Methods: Consecutive outpatients undergoing colonoscopy with ELUXEO 7000 endoscopy platform and 760 series videocolonscopes (Fujifilm Co, Tokyo, Japan) having at least one polyp <10 mm, were randomized to BLI or HDWL for polyp characterization. The accuracy of high-confidence real-time histology prediction (adenoma vs. non-adenoma) by either BLI or HDWL for subcentrimentic (primary end-point) and diminutive (<5mm) polyps was calculated, along with sensitivity, specificity, positive and negative predictive values, with histopathology as the reference standard.

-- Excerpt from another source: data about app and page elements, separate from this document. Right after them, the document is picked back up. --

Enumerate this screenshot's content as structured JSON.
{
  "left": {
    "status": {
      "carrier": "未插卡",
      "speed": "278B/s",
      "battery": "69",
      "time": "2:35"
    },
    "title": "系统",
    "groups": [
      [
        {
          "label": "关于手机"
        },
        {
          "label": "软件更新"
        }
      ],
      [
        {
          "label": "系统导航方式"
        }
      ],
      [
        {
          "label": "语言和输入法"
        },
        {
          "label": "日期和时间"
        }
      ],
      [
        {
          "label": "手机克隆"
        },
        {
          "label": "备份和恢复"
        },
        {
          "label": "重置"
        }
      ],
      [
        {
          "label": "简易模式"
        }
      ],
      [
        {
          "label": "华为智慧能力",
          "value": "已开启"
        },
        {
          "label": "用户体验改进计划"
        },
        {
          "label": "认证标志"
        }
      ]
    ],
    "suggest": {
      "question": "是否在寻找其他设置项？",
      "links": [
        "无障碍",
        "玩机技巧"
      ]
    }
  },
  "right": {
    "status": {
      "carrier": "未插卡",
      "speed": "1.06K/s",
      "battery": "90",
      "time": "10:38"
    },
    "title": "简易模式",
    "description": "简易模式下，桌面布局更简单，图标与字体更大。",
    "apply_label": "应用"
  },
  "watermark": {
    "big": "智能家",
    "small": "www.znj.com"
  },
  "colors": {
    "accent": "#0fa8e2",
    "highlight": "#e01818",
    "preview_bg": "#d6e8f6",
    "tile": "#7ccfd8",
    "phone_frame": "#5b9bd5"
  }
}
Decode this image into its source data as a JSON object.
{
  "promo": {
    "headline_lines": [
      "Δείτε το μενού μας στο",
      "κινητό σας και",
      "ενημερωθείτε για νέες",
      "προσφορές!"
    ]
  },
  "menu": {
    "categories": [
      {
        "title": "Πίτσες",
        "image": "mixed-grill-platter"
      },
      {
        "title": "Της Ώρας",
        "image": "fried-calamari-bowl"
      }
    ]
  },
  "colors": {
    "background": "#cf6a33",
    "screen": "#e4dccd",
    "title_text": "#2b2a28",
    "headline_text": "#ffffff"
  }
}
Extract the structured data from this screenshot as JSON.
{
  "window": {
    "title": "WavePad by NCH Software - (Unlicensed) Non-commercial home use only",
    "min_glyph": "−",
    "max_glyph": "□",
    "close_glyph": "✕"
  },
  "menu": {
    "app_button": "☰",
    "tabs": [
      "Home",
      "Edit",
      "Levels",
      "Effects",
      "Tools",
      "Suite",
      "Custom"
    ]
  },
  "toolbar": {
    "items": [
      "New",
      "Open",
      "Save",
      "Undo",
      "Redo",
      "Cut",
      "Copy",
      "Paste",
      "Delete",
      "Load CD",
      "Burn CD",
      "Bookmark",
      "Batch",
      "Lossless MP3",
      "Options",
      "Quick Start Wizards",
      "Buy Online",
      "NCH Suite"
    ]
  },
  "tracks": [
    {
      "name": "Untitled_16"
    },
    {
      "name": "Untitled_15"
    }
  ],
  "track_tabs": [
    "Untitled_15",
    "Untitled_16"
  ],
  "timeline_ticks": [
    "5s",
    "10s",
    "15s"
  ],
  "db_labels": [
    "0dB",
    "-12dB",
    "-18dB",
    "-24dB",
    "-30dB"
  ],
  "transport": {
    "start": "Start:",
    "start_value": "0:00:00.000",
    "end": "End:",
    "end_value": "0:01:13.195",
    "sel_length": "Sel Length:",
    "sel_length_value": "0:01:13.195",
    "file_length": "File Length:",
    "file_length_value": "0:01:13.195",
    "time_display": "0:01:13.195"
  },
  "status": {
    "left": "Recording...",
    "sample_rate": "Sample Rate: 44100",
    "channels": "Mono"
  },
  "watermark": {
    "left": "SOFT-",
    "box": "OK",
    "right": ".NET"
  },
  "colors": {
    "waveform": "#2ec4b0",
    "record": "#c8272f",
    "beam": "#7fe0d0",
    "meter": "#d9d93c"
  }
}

Results: A total of 483 polyps were detected in 245 randomized patients (125 and 120 in the BLI and HDWL arms, respectively); 358 were diminutive and 283 adenomas. Overall, 222 (85.7%) and 193 (86.1%) polyps were characterized with high-confidence by BLI and HDWL, respectively (p=0.887), with an overall accuracy of 92% and 84%, respectively (p=0.011). The accuracy was significantly higher by BLI than HDWL also for diminutive polyps (92% vs. 83%; p=0.008). When BLI was used, the negative predictive value for diminutive rectosigmoid polyps was 88% and the post-polypectomy surveillance interval was correctly attributed in 85.7% and 93.7% of patients, according to U.S. and European guidelines respectively.

Conclusions: The BLI was superior to HDWL for the real-time prediction of subcentimetric polyp histology. A BLI-dedicated classification might further improve the endoscopists’ performances.

1 Gastroenterology Unit, Valduce Hospital, Como, Italy.
2 Gastroenterology Unit, Biomedical Department of Internal and Specialized Medicine (Di.Bi.M.I.S.), University of Palermo, Palermo, Italy.
3 Department of Pathophysiology and Transplantation, Università degli Studi di Milano, Milan, Italy.